** WHAT YOU ARE ASKED TO DO **
Report how many lines in the records that follow have the word "true" in them, giving the number and nothing more.

** DATA TO USE **
=== Begin Enclosure ===
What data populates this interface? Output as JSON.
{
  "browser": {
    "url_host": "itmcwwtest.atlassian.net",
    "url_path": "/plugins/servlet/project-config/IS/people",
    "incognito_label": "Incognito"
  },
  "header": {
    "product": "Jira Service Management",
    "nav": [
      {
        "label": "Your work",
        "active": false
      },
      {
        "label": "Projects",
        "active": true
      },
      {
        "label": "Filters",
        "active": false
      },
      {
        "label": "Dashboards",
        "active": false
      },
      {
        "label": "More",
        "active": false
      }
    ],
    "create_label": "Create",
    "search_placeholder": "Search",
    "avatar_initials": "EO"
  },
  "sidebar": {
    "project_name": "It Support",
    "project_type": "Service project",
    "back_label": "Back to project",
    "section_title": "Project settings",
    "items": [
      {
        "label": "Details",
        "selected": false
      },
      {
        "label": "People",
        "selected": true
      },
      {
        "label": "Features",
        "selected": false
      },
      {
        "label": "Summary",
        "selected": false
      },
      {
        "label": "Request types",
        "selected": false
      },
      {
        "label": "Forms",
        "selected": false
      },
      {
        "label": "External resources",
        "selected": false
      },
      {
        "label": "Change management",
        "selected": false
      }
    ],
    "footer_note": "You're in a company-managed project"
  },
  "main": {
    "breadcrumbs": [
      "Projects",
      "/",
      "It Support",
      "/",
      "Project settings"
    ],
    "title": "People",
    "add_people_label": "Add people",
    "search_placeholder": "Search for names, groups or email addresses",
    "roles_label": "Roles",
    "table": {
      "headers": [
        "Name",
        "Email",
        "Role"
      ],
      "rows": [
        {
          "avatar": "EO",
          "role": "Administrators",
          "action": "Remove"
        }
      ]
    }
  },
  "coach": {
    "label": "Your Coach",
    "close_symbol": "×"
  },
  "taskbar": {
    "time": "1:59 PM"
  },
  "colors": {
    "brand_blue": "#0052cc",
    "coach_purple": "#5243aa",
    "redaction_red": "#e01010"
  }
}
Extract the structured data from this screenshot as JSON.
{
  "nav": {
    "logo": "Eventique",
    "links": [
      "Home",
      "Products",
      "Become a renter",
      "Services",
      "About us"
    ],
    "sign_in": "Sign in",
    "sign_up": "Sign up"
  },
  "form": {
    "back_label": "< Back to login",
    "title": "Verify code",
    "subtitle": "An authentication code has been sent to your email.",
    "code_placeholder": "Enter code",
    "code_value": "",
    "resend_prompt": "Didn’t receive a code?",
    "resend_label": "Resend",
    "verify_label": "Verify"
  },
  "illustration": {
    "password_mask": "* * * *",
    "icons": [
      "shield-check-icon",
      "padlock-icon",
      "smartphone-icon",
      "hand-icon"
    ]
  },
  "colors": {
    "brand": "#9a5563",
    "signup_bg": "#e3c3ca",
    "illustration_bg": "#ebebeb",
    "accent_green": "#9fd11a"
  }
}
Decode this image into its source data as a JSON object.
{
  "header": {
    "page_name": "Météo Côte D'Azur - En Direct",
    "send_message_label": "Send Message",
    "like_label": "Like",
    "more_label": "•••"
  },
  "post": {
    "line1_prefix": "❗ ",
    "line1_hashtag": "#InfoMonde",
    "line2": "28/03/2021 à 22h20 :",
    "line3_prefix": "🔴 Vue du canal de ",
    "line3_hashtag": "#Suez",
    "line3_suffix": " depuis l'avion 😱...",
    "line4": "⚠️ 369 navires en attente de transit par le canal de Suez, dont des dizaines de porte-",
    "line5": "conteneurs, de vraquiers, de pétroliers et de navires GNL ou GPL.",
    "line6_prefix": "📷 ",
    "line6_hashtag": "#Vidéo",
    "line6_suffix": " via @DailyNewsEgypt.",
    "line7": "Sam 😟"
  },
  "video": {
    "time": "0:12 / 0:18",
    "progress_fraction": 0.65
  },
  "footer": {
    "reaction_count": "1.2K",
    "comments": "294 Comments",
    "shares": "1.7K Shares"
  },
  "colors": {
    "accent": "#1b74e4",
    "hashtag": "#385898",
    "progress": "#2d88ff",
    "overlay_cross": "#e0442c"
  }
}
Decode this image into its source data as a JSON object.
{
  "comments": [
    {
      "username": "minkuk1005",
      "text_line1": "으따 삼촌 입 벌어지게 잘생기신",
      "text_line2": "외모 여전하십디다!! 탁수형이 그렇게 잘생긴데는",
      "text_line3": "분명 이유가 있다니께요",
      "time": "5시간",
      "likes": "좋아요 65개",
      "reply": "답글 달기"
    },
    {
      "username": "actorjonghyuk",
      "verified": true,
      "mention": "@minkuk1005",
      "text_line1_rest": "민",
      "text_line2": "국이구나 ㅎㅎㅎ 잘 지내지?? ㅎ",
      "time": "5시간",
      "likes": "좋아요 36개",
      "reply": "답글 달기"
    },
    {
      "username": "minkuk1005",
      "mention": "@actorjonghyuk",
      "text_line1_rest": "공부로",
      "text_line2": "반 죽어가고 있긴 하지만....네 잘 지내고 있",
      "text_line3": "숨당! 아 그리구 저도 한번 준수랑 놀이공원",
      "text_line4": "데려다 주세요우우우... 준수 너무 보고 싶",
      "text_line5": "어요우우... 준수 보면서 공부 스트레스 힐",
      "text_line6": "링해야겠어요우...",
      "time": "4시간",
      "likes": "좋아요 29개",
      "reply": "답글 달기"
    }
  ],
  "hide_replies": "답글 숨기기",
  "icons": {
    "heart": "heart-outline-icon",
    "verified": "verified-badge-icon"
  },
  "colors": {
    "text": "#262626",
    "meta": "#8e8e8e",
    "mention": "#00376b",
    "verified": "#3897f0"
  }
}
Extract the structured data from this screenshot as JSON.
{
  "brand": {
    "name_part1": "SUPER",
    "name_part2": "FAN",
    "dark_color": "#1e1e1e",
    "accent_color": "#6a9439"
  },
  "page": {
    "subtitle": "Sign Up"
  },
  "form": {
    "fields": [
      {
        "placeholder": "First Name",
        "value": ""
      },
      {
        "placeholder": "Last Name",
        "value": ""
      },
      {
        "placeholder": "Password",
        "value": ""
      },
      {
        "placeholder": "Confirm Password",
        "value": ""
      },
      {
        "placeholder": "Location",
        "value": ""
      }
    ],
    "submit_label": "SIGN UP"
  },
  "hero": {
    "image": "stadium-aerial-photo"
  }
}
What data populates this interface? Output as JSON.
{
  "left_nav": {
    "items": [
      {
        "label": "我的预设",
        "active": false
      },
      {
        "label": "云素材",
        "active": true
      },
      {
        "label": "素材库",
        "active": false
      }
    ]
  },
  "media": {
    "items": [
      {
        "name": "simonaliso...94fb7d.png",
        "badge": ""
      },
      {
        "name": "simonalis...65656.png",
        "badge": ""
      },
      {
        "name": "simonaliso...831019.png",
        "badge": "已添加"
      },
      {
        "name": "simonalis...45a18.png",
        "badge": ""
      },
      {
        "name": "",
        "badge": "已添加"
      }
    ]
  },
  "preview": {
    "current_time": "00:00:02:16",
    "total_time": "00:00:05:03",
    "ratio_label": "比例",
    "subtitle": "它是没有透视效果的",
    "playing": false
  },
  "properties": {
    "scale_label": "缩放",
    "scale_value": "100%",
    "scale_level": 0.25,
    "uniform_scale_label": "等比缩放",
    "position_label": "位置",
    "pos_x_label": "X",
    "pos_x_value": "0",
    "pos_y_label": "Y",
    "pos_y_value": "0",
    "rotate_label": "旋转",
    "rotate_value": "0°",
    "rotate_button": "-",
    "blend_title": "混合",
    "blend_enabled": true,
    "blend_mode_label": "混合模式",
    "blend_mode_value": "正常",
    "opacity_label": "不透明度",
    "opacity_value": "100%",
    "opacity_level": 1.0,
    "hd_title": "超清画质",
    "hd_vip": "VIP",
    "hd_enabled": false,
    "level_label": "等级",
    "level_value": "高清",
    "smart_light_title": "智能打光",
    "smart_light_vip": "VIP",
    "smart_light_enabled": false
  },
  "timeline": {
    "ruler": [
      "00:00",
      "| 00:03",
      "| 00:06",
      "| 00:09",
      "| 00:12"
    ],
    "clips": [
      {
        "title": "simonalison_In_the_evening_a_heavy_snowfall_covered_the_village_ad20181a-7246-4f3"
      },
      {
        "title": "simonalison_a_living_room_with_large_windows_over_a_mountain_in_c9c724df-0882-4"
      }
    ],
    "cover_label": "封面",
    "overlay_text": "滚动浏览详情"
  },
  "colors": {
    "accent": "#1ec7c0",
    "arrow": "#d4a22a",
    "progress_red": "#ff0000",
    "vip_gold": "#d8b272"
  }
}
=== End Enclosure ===
** RESULT OF THE TASK **
5